→ **PROBLEM STATEMENT**
Pull every line that holds the word "HANA" from the entries.
= Beginning of Section =
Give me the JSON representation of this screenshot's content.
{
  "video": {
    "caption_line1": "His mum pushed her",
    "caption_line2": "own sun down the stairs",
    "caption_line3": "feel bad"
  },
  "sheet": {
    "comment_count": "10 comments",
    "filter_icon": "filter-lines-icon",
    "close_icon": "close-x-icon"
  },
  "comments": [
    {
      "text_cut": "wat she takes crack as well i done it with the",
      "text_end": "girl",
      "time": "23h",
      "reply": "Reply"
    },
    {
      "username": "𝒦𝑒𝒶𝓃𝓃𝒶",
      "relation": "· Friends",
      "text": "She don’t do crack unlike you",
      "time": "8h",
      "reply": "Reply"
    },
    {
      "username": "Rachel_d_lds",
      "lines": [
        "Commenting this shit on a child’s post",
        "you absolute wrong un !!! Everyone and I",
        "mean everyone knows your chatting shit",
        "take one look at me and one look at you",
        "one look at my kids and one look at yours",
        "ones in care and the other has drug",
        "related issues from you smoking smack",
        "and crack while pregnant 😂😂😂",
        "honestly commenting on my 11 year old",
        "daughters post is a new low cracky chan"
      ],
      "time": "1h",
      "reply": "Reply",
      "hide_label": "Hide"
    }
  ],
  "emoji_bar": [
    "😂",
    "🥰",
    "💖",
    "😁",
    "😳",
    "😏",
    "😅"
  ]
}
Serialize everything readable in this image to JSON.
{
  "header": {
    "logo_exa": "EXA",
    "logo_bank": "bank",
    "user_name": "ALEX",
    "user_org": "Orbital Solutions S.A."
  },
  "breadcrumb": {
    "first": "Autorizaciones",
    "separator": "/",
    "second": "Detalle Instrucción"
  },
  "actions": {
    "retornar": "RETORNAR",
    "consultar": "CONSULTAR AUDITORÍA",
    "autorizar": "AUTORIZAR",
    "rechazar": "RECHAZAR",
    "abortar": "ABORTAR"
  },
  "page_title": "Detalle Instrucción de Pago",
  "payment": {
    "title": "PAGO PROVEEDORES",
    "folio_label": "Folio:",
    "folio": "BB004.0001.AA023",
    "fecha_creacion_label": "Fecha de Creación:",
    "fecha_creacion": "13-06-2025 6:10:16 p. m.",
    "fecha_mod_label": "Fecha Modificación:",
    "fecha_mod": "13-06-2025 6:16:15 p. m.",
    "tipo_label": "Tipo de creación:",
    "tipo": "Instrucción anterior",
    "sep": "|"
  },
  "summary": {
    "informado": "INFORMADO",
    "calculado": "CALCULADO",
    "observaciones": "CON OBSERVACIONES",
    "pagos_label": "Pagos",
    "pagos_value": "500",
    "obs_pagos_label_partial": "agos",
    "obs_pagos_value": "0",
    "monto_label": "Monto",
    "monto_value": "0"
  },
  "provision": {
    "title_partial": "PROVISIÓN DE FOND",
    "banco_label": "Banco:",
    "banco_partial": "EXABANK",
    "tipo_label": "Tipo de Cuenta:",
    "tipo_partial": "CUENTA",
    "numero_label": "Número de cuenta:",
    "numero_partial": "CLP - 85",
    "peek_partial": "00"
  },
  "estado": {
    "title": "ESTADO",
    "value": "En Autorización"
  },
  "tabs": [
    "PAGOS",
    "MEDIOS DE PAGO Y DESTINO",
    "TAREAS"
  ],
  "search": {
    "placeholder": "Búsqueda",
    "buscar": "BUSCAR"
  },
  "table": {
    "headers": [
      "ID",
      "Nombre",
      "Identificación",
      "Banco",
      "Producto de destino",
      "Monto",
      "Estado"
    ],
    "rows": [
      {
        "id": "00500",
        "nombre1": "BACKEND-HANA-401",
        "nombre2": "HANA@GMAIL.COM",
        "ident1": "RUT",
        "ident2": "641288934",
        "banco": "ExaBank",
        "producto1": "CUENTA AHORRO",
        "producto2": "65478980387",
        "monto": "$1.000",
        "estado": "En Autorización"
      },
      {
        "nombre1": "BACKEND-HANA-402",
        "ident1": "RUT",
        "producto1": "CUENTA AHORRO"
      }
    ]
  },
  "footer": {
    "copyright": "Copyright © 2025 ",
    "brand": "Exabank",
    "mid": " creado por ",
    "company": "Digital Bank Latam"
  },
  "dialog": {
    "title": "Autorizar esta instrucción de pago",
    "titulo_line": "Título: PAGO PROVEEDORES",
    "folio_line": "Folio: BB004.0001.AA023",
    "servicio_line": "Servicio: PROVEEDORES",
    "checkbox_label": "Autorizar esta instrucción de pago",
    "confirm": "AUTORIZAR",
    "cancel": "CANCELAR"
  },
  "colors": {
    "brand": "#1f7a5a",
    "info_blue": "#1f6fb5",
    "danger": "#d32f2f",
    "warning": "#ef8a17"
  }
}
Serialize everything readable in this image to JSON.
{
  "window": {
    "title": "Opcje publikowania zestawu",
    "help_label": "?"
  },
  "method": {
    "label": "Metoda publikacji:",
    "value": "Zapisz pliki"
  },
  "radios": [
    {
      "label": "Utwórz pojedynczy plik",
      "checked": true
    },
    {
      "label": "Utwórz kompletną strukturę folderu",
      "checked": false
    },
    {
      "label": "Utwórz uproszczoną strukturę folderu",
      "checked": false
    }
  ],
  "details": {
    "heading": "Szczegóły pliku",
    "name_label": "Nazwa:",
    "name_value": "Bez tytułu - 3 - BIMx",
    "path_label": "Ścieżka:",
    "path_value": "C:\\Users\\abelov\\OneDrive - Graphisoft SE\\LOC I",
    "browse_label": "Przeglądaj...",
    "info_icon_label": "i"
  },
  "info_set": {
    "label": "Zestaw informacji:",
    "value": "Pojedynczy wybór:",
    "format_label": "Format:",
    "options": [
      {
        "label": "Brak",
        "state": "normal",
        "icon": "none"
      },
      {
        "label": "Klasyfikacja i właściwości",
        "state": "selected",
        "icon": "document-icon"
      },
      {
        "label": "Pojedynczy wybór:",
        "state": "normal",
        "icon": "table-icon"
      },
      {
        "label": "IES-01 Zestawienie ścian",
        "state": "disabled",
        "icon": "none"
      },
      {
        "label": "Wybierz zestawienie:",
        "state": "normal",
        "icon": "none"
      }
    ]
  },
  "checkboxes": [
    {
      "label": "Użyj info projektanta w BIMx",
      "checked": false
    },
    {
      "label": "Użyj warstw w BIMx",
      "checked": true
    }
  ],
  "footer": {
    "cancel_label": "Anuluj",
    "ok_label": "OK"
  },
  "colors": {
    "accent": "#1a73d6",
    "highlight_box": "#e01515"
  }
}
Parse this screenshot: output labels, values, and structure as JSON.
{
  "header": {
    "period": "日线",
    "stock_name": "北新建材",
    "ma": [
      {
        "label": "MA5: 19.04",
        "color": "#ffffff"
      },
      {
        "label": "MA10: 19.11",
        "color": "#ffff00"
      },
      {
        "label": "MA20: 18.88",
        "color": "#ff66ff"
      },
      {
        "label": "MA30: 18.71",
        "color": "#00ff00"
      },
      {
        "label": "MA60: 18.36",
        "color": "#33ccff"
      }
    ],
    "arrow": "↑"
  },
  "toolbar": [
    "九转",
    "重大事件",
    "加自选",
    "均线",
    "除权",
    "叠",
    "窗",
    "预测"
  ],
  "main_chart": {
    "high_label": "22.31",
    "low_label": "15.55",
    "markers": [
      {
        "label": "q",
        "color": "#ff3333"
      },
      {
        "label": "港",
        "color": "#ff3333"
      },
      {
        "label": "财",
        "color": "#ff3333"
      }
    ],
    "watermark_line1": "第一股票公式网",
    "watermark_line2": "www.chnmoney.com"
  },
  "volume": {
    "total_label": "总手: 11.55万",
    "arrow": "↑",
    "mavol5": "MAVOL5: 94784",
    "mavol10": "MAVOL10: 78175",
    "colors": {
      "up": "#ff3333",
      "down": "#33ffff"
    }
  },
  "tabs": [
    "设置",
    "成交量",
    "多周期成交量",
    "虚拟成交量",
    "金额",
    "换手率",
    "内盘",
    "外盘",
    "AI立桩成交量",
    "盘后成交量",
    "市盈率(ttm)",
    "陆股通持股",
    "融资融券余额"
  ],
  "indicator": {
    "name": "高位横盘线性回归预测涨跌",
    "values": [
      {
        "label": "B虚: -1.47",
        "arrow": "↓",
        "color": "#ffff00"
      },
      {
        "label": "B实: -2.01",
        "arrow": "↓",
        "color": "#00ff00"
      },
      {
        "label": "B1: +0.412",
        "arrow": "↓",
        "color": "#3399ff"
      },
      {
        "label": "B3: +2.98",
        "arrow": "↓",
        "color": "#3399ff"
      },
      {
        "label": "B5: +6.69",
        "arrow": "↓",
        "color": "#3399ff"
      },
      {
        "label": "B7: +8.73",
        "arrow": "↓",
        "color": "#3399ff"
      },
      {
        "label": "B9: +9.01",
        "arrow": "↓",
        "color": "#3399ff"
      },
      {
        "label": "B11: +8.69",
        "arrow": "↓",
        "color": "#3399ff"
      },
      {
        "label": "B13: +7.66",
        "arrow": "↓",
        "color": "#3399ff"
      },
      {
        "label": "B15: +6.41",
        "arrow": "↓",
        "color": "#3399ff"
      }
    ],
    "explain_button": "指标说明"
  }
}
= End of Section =
→ **ANSWER SECTION**
        "nombre1": "BACKEND-HANA-401",
        "nombre2": "HANA@GMAIL.COM",
        "nombre1": "BACKEND-HANA-402",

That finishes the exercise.